Fairy Dust Teaching provides Reggio-inspired activity ideas for children ages 2 and up. opens in a new windowLink to Fairy Dust Teaching.

Union Square Play provides free video-based activities for children ages 2 and up.  They also provide resources for caregivers.  Requires families to sign up via email.  opens in a new windowLink to Union Square Play.

NYC Ballet offers Saturday morning “Ballet Breaks” appropriate for children ages 3-8 years old.  opens in a new windowLink to NYCB Ballet Breaks.

New York and Brooklyn Botanical Gardens offer nature oriented activities and lessons for children ages 2 and up.  opens in a new windowLink to NY Botanic Garden.   opens in a new windowLink to Brooklyn Botanic Garden.

Manhattan Children’s Museum offers daily themed activities for children ages 2 and up.  opens in a new windowLink to Manhattan Children’s Museum.

Media: Ebooks, Video, Podcasts and Audiobooks

The links below include different children’s media.  Many of these links involve children engaging with computers or other technology.  The Mayo Clinic offers advice for caregivers regarding screentime use for young children: opens in a new windowLink to Mayo Clinic Screentime Guidelines.    KidsHealth offers additional guidance for caregivers: opens in a new windowLink to KidsHealth Screentime Guidelines.

Ebooks

Video

Podcasts and Audiobooks

Caregiving Support

As we navigate the realities of social distancing, children may reflect the changes they are experiencing through different behaviors.
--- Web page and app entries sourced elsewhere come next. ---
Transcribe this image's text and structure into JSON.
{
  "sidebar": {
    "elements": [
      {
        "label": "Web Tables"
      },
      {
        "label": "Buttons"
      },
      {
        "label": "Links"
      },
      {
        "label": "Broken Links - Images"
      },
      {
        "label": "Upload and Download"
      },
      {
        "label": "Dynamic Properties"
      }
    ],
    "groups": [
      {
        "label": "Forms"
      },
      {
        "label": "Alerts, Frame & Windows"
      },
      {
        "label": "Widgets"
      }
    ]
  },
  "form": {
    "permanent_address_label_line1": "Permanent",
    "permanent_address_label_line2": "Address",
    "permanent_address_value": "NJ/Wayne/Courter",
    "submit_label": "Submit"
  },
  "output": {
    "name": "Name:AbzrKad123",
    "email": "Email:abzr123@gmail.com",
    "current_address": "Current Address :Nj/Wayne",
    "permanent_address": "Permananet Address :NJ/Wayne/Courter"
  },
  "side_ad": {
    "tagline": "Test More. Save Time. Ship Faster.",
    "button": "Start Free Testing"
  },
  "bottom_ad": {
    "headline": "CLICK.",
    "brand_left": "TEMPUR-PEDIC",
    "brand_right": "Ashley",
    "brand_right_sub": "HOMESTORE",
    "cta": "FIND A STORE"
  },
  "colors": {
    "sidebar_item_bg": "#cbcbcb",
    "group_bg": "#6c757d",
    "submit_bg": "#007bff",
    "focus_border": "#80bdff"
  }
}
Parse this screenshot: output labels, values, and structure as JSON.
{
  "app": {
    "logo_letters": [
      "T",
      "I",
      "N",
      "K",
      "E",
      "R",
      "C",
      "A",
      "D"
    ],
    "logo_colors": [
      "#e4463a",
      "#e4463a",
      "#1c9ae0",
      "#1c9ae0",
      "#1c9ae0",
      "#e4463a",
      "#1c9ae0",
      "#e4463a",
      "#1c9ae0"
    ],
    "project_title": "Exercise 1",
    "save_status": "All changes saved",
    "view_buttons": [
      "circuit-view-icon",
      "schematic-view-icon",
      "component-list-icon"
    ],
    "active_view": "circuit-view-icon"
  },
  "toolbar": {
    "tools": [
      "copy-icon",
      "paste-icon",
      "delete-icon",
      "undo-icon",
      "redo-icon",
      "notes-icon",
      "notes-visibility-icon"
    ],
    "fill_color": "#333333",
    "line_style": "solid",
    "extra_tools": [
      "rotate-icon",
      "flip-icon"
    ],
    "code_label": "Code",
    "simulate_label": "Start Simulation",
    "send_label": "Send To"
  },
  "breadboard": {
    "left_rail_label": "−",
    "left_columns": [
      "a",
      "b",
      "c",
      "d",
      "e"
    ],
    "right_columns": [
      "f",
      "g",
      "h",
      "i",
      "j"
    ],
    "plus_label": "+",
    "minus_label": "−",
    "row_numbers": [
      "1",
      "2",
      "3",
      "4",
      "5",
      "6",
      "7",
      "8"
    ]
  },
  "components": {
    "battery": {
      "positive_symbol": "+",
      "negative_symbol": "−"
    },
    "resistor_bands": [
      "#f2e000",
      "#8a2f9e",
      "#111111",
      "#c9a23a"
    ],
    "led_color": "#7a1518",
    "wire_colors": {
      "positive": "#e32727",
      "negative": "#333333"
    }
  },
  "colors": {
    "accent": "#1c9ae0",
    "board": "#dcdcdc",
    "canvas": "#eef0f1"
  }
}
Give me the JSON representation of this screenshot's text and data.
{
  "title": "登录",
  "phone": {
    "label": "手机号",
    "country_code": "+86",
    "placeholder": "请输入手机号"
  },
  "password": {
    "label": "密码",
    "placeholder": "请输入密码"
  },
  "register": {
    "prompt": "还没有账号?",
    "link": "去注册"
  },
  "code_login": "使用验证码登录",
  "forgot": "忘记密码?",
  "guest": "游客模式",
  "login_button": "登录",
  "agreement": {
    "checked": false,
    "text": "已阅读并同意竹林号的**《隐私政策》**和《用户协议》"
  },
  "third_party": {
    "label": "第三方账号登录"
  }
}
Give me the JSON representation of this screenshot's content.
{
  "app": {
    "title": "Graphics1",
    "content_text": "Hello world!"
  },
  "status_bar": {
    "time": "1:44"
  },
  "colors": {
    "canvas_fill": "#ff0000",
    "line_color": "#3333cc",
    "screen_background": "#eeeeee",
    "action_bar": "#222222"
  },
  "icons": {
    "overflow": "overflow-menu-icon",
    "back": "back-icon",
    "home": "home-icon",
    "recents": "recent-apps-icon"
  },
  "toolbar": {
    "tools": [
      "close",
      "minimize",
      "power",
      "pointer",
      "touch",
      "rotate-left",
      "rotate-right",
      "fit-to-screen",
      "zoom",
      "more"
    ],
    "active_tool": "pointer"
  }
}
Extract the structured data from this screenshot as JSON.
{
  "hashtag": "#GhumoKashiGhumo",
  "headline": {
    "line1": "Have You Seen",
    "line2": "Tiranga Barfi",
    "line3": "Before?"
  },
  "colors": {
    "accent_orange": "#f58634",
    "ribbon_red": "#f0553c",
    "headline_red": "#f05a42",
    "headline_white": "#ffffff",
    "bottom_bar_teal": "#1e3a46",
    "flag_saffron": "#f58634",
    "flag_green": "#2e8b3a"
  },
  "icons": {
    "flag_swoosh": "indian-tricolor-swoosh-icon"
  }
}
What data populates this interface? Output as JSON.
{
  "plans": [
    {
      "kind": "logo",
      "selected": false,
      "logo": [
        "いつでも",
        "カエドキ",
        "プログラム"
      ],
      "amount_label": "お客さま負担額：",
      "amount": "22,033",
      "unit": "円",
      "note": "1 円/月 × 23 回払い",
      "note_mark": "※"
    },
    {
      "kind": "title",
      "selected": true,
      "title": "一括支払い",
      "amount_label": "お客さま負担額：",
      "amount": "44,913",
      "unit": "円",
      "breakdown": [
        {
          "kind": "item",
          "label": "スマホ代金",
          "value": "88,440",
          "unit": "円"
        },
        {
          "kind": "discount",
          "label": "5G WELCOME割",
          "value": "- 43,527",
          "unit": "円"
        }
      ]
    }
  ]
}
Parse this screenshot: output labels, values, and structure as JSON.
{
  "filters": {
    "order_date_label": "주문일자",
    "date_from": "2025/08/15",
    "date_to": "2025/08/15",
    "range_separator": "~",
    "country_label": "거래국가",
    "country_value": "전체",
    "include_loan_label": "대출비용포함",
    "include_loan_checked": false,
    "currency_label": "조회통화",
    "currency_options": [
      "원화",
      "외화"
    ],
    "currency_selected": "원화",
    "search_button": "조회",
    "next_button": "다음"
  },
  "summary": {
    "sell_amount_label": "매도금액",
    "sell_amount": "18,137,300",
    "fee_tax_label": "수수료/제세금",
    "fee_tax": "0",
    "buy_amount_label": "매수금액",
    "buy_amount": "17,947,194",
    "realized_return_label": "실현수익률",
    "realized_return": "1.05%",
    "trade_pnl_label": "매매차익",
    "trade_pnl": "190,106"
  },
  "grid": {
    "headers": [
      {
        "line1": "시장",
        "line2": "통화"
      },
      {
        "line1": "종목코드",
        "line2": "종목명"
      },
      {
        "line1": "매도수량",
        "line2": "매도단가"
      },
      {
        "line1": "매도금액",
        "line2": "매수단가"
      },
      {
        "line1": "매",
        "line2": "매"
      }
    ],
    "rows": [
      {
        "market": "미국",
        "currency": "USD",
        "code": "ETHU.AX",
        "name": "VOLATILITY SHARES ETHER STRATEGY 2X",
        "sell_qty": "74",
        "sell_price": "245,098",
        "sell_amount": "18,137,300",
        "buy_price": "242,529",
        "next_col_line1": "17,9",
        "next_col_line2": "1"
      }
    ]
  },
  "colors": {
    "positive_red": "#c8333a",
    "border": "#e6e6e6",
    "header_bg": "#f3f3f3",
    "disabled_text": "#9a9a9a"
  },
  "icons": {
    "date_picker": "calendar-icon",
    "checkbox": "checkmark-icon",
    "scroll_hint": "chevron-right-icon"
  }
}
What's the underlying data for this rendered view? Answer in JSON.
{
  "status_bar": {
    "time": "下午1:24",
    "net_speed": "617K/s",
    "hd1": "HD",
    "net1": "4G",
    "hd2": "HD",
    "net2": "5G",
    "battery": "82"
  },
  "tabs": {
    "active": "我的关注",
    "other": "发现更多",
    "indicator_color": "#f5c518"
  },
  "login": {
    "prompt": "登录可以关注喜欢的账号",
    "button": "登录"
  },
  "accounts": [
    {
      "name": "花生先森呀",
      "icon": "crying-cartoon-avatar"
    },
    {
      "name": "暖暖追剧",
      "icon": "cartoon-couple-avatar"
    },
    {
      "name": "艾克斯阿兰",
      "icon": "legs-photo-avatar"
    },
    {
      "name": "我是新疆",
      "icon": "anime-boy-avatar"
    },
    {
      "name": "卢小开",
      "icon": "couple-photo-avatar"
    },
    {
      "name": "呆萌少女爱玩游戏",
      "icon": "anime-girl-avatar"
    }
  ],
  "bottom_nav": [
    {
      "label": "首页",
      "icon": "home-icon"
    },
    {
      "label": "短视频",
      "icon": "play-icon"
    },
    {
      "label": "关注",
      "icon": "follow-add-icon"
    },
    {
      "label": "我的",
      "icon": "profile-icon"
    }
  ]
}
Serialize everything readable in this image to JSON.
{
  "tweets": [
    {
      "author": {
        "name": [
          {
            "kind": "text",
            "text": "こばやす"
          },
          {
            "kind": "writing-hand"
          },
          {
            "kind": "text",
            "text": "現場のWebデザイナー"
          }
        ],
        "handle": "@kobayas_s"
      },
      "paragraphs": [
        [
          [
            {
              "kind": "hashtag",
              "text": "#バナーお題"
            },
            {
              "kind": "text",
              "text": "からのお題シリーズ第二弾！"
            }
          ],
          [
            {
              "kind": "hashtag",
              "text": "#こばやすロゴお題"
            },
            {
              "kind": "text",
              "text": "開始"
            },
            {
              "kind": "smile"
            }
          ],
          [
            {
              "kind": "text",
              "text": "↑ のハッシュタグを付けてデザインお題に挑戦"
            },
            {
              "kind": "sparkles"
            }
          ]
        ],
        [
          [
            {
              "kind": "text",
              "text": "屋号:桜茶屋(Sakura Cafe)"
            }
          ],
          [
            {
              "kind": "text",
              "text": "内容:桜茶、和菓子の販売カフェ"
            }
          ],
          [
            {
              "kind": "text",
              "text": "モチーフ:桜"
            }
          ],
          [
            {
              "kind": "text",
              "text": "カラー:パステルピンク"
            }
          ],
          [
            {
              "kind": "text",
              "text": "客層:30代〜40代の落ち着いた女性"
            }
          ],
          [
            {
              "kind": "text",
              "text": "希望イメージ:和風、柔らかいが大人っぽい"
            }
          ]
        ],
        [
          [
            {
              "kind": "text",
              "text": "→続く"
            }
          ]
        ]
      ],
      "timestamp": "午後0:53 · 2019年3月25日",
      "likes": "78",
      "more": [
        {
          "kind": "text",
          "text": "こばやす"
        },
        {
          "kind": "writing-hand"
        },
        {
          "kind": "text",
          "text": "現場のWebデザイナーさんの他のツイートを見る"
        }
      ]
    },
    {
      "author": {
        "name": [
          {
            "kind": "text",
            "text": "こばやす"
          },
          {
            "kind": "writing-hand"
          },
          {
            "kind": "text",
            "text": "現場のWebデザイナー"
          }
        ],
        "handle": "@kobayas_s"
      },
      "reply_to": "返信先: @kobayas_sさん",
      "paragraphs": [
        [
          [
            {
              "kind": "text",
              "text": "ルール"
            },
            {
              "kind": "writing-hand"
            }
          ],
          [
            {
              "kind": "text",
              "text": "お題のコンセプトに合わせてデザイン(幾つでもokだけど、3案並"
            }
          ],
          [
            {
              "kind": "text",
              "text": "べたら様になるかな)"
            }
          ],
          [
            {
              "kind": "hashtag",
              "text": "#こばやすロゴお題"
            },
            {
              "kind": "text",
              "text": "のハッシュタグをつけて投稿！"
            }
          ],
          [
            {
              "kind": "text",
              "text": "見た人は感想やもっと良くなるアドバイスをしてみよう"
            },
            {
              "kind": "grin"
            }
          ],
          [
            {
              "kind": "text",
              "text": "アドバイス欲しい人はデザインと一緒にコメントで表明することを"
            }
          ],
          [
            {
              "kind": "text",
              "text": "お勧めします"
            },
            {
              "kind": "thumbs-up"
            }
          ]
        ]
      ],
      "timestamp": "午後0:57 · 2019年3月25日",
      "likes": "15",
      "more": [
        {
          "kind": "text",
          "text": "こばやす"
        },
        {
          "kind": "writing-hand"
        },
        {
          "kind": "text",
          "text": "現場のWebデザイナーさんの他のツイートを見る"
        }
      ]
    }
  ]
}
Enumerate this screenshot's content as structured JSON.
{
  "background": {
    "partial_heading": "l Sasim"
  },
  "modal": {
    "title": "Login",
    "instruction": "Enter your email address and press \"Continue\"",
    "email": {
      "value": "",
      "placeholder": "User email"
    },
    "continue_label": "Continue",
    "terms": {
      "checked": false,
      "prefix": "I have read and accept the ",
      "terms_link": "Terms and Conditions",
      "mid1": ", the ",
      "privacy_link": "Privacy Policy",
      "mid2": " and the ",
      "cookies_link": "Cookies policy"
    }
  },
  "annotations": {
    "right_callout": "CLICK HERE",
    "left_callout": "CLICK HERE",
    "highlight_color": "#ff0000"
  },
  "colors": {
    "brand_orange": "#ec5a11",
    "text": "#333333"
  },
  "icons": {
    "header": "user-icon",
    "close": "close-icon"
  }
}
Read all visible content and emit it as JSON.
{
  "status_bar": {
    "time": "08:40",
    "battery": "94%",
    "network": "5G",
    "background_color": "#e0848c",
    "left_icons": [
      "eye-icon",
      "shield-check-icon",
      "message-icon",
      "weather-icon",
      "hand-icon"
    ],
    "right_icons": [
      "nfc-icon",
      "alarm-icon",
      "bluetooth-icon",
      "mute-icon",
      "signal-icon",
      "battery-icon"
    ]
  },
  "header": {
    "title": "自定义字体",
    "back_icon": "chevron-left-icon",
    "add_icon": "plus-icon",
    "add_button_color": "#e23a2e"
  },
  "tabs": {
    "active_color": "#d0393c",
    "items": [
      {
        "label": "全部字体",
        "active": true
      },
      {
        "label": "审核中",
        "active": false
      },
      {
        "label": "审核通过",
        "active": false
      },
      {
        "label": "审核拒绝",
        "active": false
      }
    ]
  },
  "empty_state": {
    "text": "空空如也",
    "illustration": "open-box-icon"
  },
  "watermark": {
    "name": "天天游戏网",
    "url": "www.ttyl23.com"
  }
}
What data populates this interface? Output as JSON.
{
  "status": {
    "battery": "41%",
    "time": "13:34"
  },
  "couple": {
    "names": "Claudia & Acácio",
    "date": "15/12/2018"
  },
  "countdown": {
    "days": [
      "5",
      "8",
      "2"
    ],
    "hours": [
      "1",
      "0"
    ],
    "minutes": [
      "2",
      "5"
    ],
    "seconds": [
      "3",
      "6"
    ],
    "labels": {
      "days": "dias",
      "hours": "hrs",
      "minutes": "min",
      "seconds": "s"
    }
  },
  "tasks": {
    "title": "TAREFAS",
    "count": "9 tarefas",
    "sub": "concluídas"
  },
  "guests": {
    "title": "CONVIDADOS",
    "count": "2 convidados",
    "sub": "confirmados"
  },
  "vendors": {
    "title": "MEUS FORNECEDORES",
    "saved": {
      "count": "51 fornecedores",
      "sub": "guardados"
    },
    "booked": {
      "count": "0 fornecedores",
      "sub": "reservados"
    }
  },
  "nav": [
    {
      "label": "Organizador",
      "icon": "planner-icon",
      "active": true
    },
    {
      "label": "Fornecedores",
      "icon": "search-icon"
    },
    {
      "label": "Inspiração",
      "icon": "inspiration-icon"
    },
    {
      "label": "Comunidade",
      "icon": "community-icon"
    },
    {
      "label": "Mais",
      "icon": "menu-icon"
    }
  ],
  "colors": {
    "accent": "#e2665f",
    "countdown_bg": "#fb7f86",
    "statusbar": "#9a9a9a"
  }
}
Janet Lansbury, a RIE practitioner, offers practical advice for families with children of all ages.  opens in a new windowLink to Janet Lansbury’s Website.

Self Care

We know that caring for ourselves is a key part of creating healthy relationships.  The links below connect to resources covering self-compassion and emotional regulation for caregivers and children.

Mindful.org offers an article by resilience expert Linda Graham on practicing self-compassion. opens in a new windowLink to mindful.org article

PBS offers an article on managing expectations while parenting during COVID 19. Link to PBS article.

PBS offers an additional article on caregivers destressing with children. Link to PBS article. 

Virus Anxiety provides a self-care toolkit for managing anxiety related to COVID 19. Link to toolkit.

Peace Out has a collection of mindfulness-oriented audio stories that guide children through breathing exercises for managing stress.  Link to Peace Out.